#### Information given
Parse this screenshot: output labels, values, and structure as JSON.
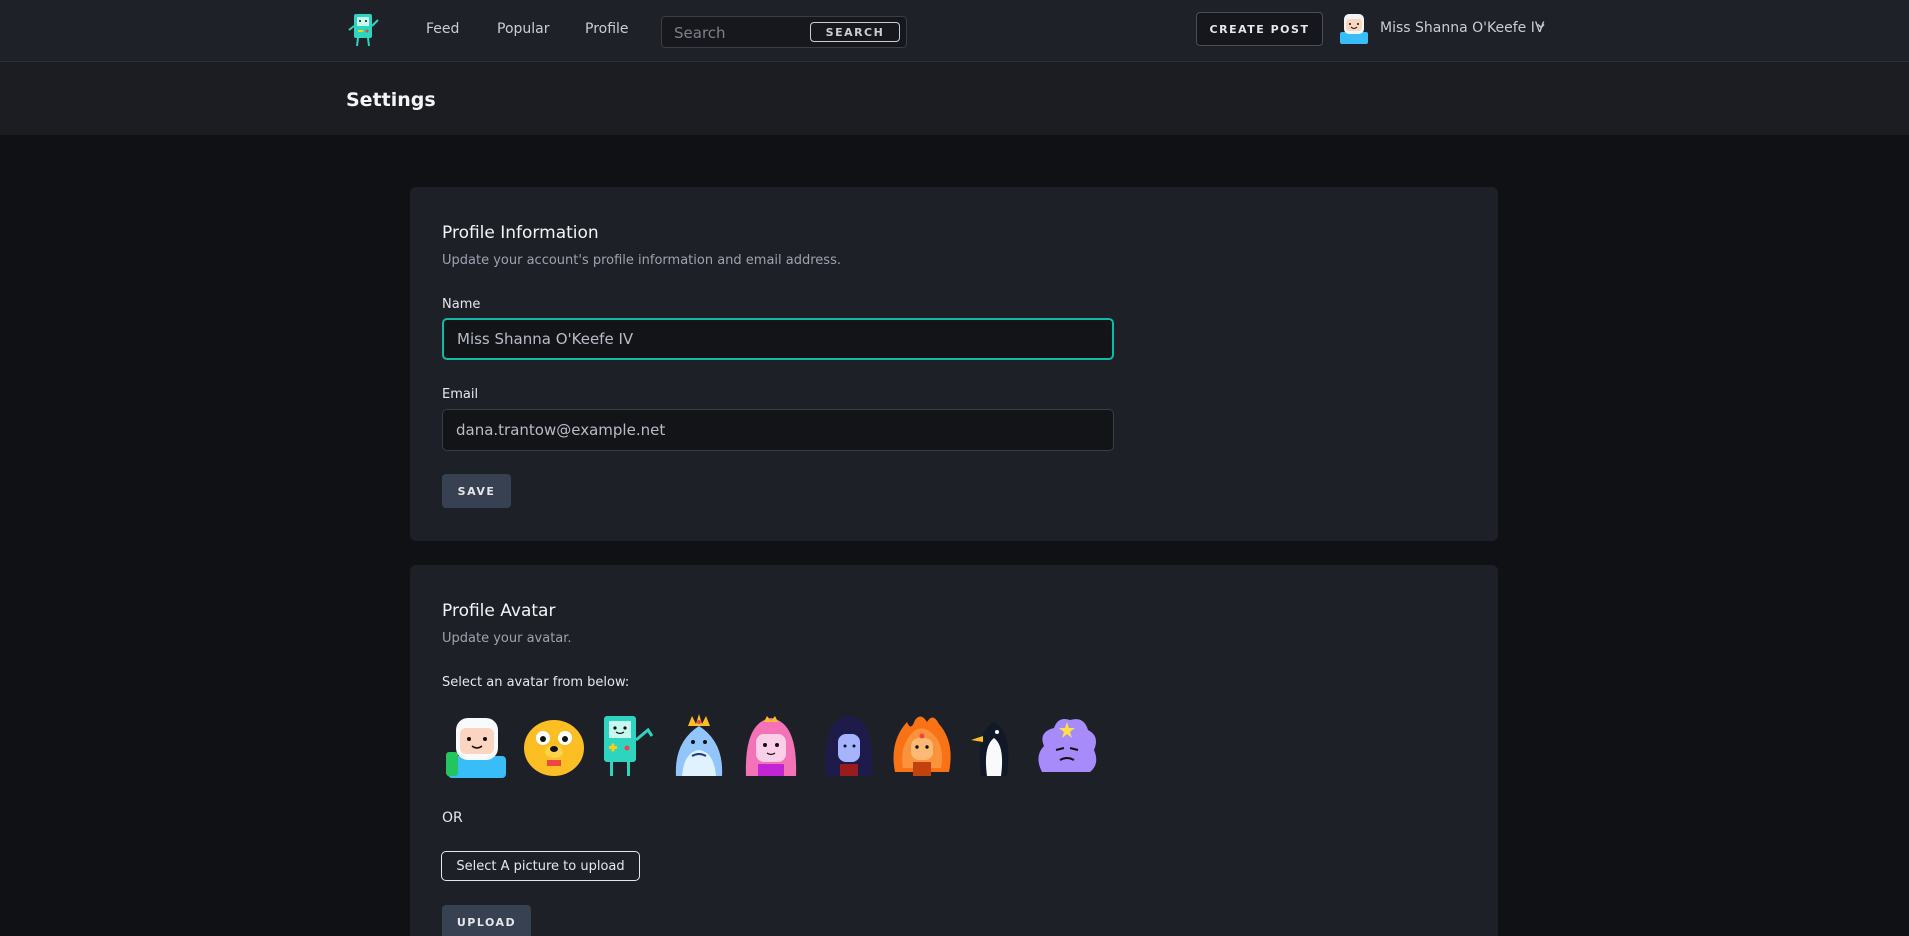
{
  "nav": {
    "links": [
      "Feed",
      "Popular",
      "Profile"
    ],
    "search_placeholder": "Search",
    "search_button": "SEARCH",
    "create_post": "CREATE POST",
    "user_name": "Miss Shanna O'Keefe IV"
  },
  "page": {
    "title": "Settings"
  },
  "profile_info": {
    "title": "Profile Information",
    "subtitle": "Update your account's profile information and email address.",
    "name_label": "Name",
    "name_value": "Miss Shanna O'Keefe IV",
    "email_label": "Email",
    "email_value": "dana.trantow@example.net",
    "save_button": "SAVE"
  },
  "profile_avatar": {
    "title": "Profile Avatar",
    "subtitle": "Update your avatar.",
    "select_label": "Select an avatar from below:",
    "avatars": [
      "finn-avatar",
      "jake-avatar",
      "bmo-avatar",
      "ice-king-avatar",
      "princess-bubblegum-avatar",
      "marceline-avatar",
      "flame-princess-avatar",
      "gunter-avatar",
      "lumpy-space-princess-avatar"
    ],
    "or_text": "OR",
    "upload_select": "Select A picture to upload",
    "upload_button": "UPLOAD"
  },
  "colors": {
    "accent": "#14b8a6",
    "background": "#0f1115",
    "card": "#1e2027"
  }
}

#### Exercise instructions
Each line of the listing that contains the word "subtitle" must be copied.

#### Output
    "subtitle": "Update your account's profile information and email address.",
    "subtitle": "Update your avatar.",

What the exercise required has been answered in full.